What is required: Could you write out every record below exactly, leaving out any pictures?

++++++++++++++++++++

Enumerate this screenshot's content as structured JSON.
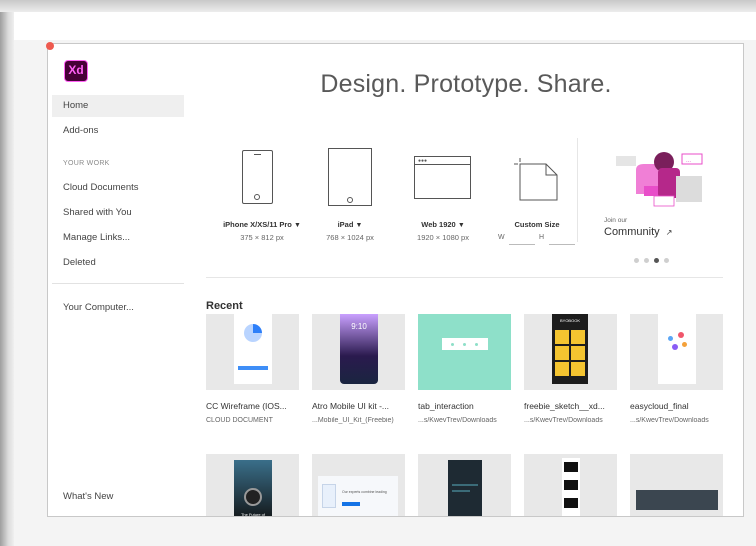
{
  "app": {
    "logo_text": "Xd",
    "headline": "Design. Prototype. Share."
  },
  "sidebar": {
    "top_items": [
      "Home",
      "Add-ons"
    ],
    "section_label": "YOUR WORK",
    "work_items": [
      "Cloud Documents",
      "Shared with You",
      "Manage Links...",
      "Deleted"
    ],
    "computer_item": "Your Computer...",
    "bottom_item": "What's New"
  },
  "presets": [
    {
      "name": "iPhone X/XS/11 Pro",
      "dims": "375 × 812 px",
      "has_chevron": true
    },
    {
      "name": "iPad",
      "dims": "768 × 1024 px",
      "has_chevron": true
    },
    {
      "name": "Web 1920",
      "dims": "1920 × 1080 px",
      "has_chevron": true
    },
    {
      "name": "Custom Size",
      "w_label": "W",
      "h_label": "H"
    }
  ],
  "community": {
    "join_text": "Join our",
    "label": "Community"
  },
  "recent": {
    "title": "Recent",
    "files": [
      {
        "name": "CC Wireframe (IOS...",
        "location": "CLOUD DOCUMENT"
      },
      {
        "name": "Atro Mobile UI kit -...",
        "location": "...Mobile_UI_Kit_(Freebie)"
      },
      {
        "name": "tab_interaction",
        "location": "...s/KwevTrev/Downloads"
      },
      {
        "name": "freebie_sketch__xd...",
        "location": "...s/KwevTrev/Downloads"
      },
      {
        "name": "easycloud_final",
        "location": "...s/KwevTrev/Downloads"
      }
    ],
    "thumb_texts": {
      "atro_time": "9:10",
      "freebie_heading": "BYOBOOK",
      "bokeh_caption": "The Future of",
      "web_heading": "Our experts combine leading"
    }
  },
  "colors": {
    "accent": "#1473e6",
    "xd_bg": "#470137",
    "xd_pink": "#ff61f6",
    "community_pink": "#e84ec9",
    "mint": "#8ee0c9",
    "yellow": "#f4c430"
  }
}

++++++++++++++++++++

Response box:
Enumerate this screenshot's content as structured JSON.
{
  "app": {
    "logo_text": "Xd",
    "headline": "Design. Prototype. Share."
  },
  "sidebar": {
    "top_items": [
      "Home",
      "Add-ons"
    ],
    "section_label": "YOUR WORK",
    "work_items": [
      "Cloud Documents",
      "Shared with You",
      "Manage Links...",
      "Deleted"
    ],
    "computer_item": "Your Computer...",
    "bottom_item": "What's New"
  },
  "presets": [
    {
      "name": "iPhone X/XS/11 Pro",
      "dims": "375 × 812 px",
      "has_chevron": true
    },
    {
      "name": "iPad",
      "dims": "768 × 1024 px",
      "has_chevron": true
    },
    {
      "name": "Web 1920",
      "dims": "1920 × 1080 px",
      "has_chevron": true
    },
    {
      "name": "Custom Size",
      "w_label": "W",
      "h_label": "H"
    }
  ],
  "community": {
    "join_text": "Join our",
    "label": "Community"
  },
  "recent": {
    "title": "Recent",
    "files": [
      {
        "name": "CC Wireframe (IOS...",
        "location": "CLOUD DOCUMENT"
      },
      {
        "name": "Atro Mobile UI kit -...",
        "location": "...Mobile_UI_Kit_(Freebie)"
      },
      {
        "name": "tab_interaction",
        "location": "...s/KwevTrev/Downloads"
      },
      {
        "name": "freebie_sketch__xd...",
        "location": "...s/KwevTrev/Downloads"
      },
      {
        "name": "easycloud_final",
        "location": "...s/KwevTrev/Downloads"
      }
    ],
    "thumb_texts": {
      "atro_time": "9:10",
      "freebie_heading": "BYOBOOK",
      "bokeh_caption": "The Future of",
      "web_heading": "Our experts combine leading"
    }
  },
  "colors": {
    "accent": "#1473e6",
    "xd_bg": "#470137",
    "xd_pink": "#ff61f6",
    "community_pink": "#e84ec9",
    "mint": "#8ee0c9",
    "yellow": "#f4c430"
  }
}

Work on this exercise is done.